| Exercise goal |
Among the records, which lines include "subject"? List them.

Dataset entries
+---+
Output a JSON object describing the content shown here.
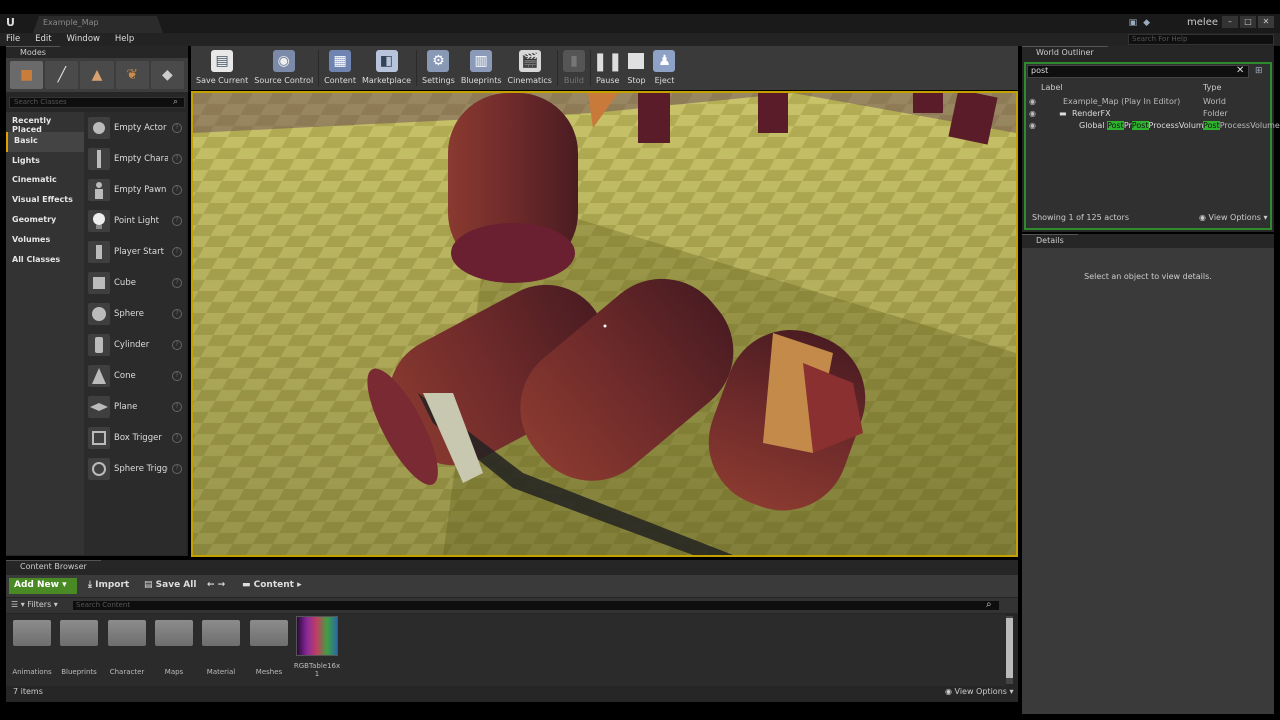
{
  "window": {
    "tab": "Example_Map",
    "project": "melee",
    "help_placeholder": "Search For Help"
  },
  "menu": [
    "File",
    "Edit",
    "Window",
    "Help"
  ],
  "modes": {
    "tab": "Modes",
    "search_placeholder": "Search Classes",
    "categories": [
      "Recently Placed",
      "Basic",
      "Lights",
      "Cinematic",
      "Visual Effects",
      "Geometry",
      "Volumes",
      "All Classes"
    ],
    "items": [
      "Empty Actor",
      "Empty Charac",
      "Empty Pawn",
      "Point Light",
      "Player Start",
      "Cube",
      "Sphere",
      "Cylinder",
      "Cone",
      "Plane",
      "Box Trigger",
      "Sphere Trigge"
    ]
  },
  "toolbar": [
    "Save Current",
    "Source Control",
    "Content",
    "Marketplace",
    "Settings",
    "Blueprints",
    "Cinematics",
    "Build",
    "Pause",
    "Stop",
    "Eject"
  ],
  "outliner": {
    "tab": "World Outliner",
    "filter": "post",
    "col_label": "Label",
    "col_type": "Type",
    "rows": [
      {
        "label": "Example_Map (Play In Editor)",
        "type": "World"
      },
      {
        "label": "RenderFX",
        "type": "Folder"
      }
    ],
    "volume_pre": "Global ",
    "volume_hl1": "Post",
    "volume_mid": "Pr",
    "volume_hl2": "Post",
    "volume_post": "ProcessVolume",
    "volume_type_hl": "Post",
    "volume_type_rest": "ProcessVolume",
    "footer": "Showing 1 of 125 actors",
    "view_options": "View Options"
  },
  "details": {
    "tab": "Details",
    "empty": "Select an object to view details."
  },
  "content_browser": {
    "tab": "Content Browser",
    "add_new": "Add New",
    "import": "Import",
    "save_all": "Save All",
    "path": "Content",
    "filters": "Filters",
    "search_placeholder": "Search Content",
    "assets": [
      "Animations",
      "Blueprints",
      "Character",
      "Maps",
      "Material",
      "Meshes"
    ],
    "texture_name": "RGBTable16x1",
    "count": "7 items",
    "view_options": "View Options"
  }
}
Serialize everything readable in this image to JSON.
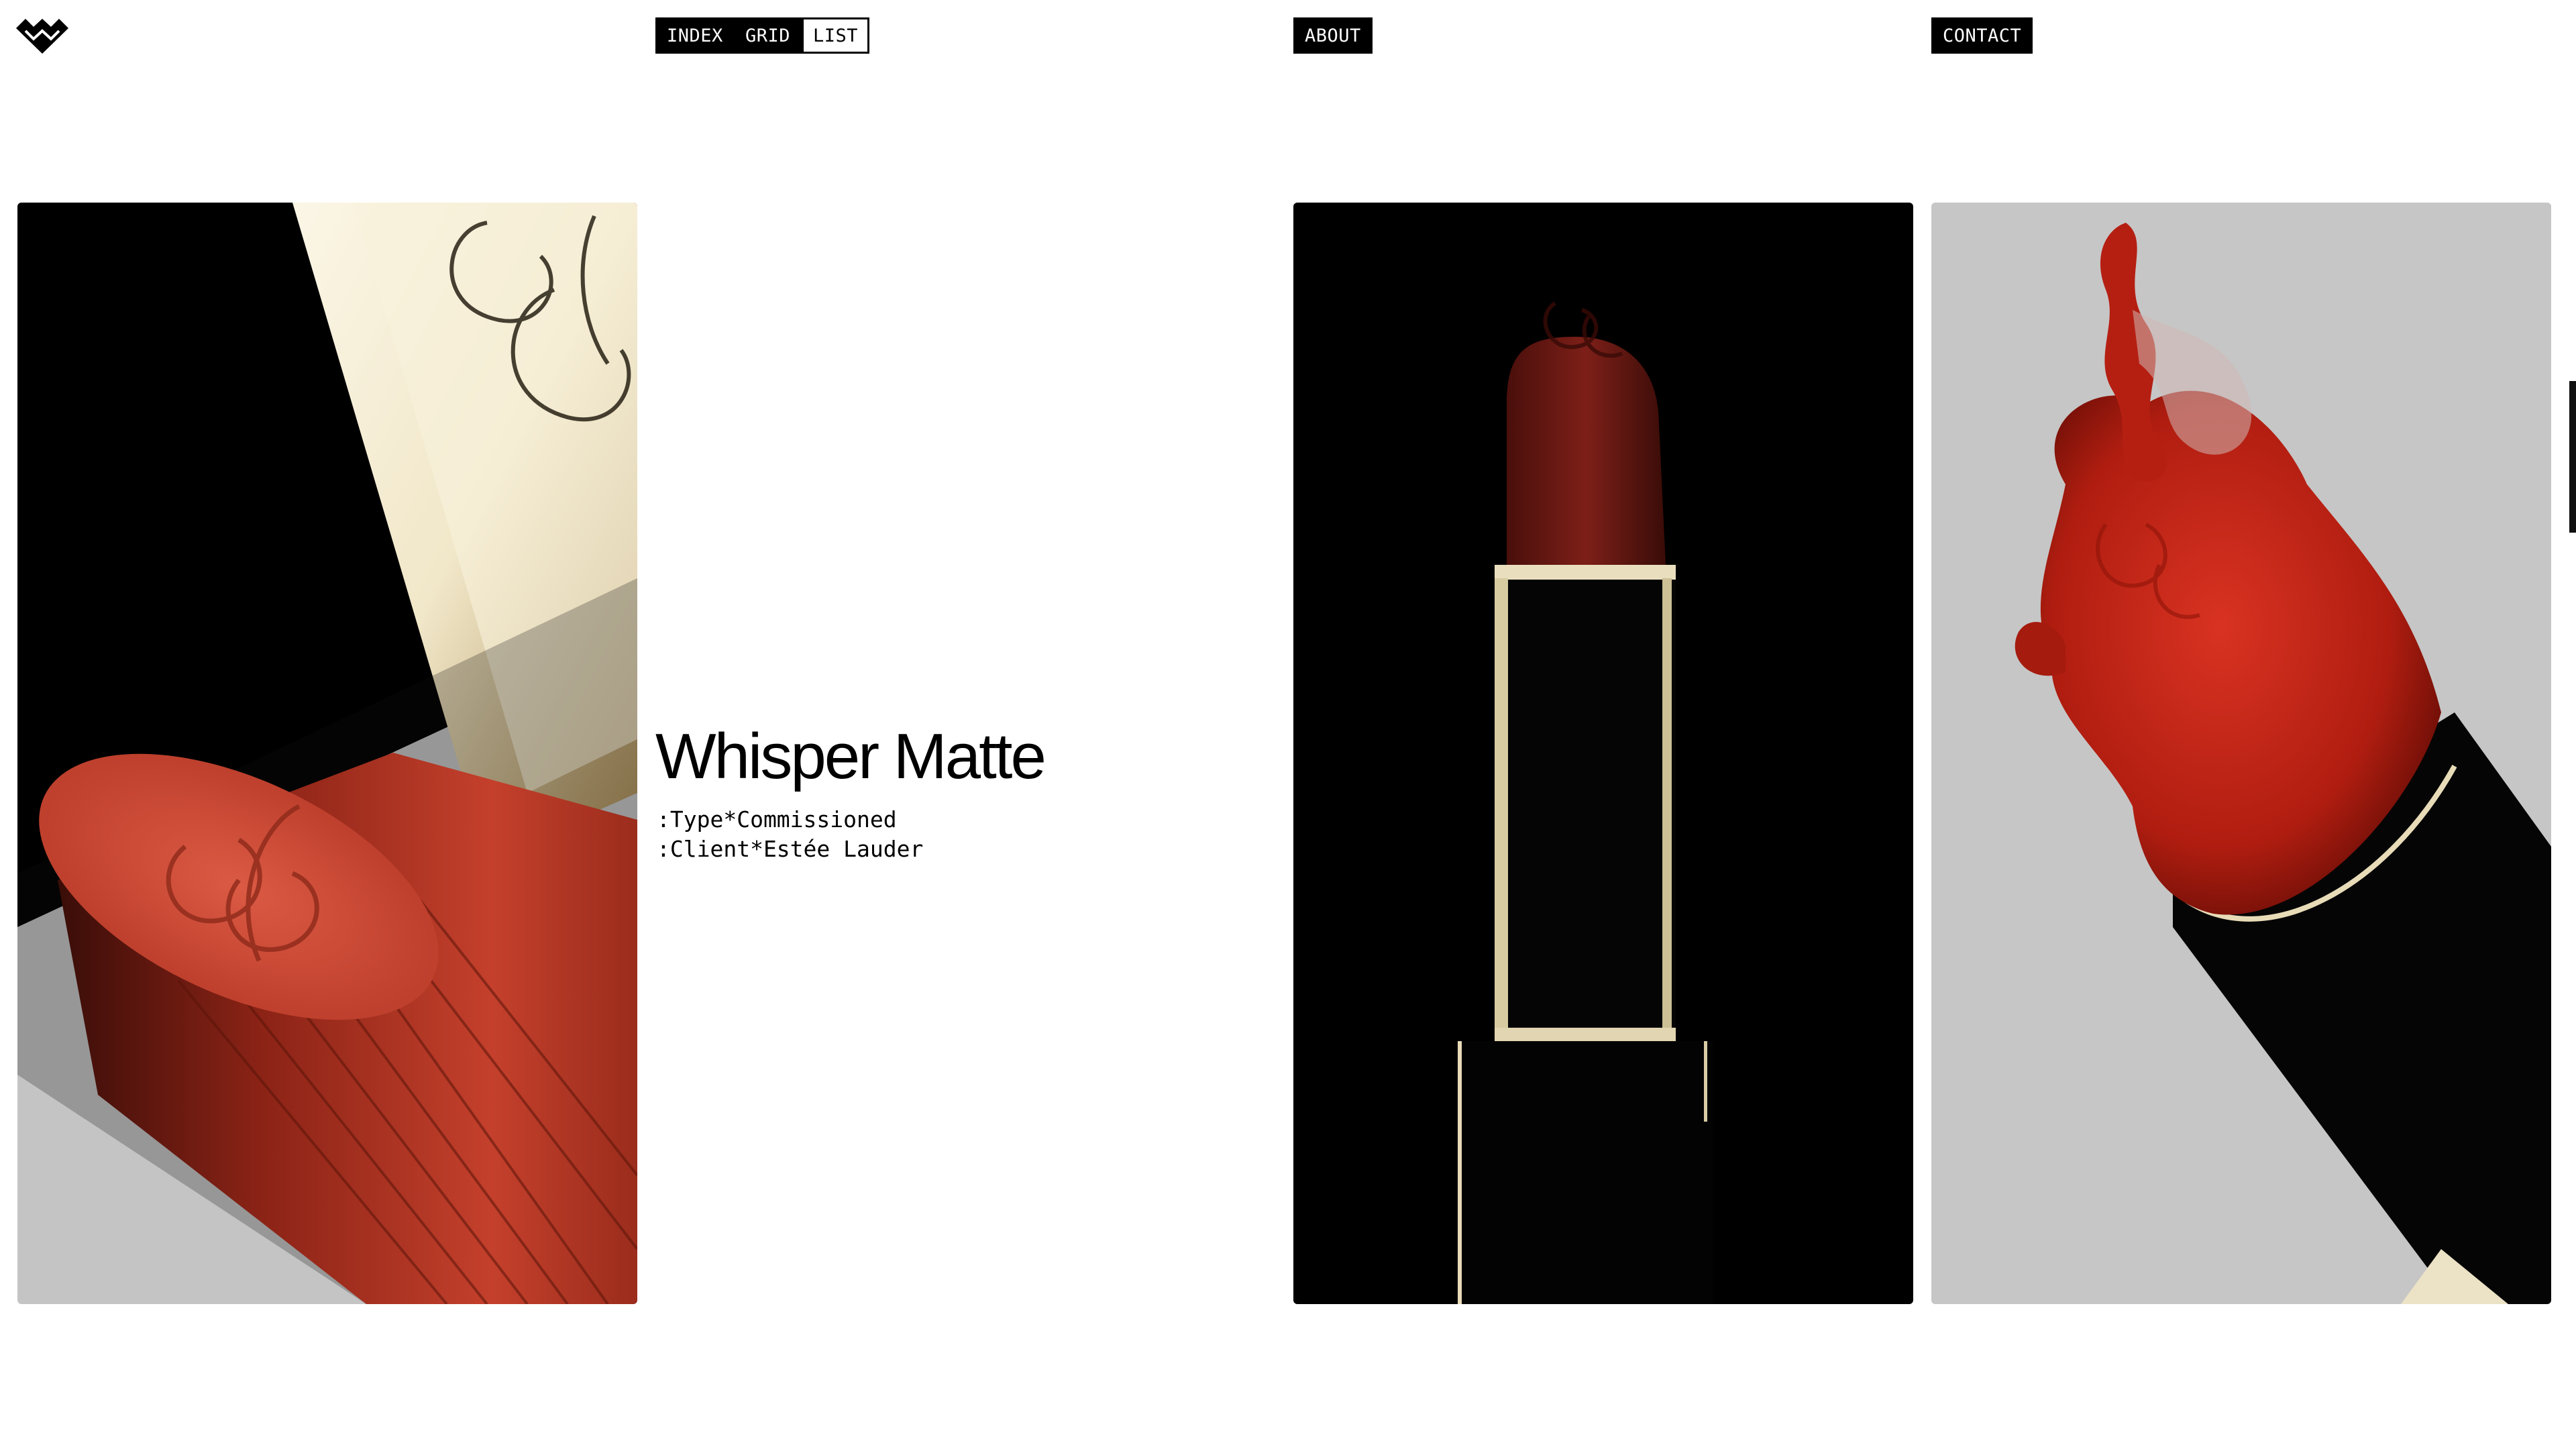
{
  "header": {
    "logo_icon": "brand-mark-icon",
    "nav": {
      "index_label": "INDEX",
      "grid_label": "GRID",
      "list_label": "LIST",
      "about_label": "ABOUT",
      "contact_label": "CONTACT"
    }
  },
  "project": {
    "title": "Whisper Matte",
    "type_line": ":Type*Commissioned",
    "client_line": ":Client*Estée Lauder"
  },
  "gallery": {
    "images": [
      {
        "subject": "red-lipstick-tip-closeup",
        "background": "#c4c4c4"
      },
      {
        "subject": "lipstick-in-dark-case",
        "background": "#000000"
      },
      {
        "subject": "melting-red-lipstick",
        "background": "#c6c6c6"
      }
    ]
  },
  "colors": {
    "lipstick_red": "#c2402e",
    "gold": "#efe6cc",
    "black": "#000000"
  }
}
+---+
| Answer below |
        "subject": "red-lipstick-tip-closeup",
        "subject": "lipstick-in-dark-case",
        "subject": "melting-red-lipstick",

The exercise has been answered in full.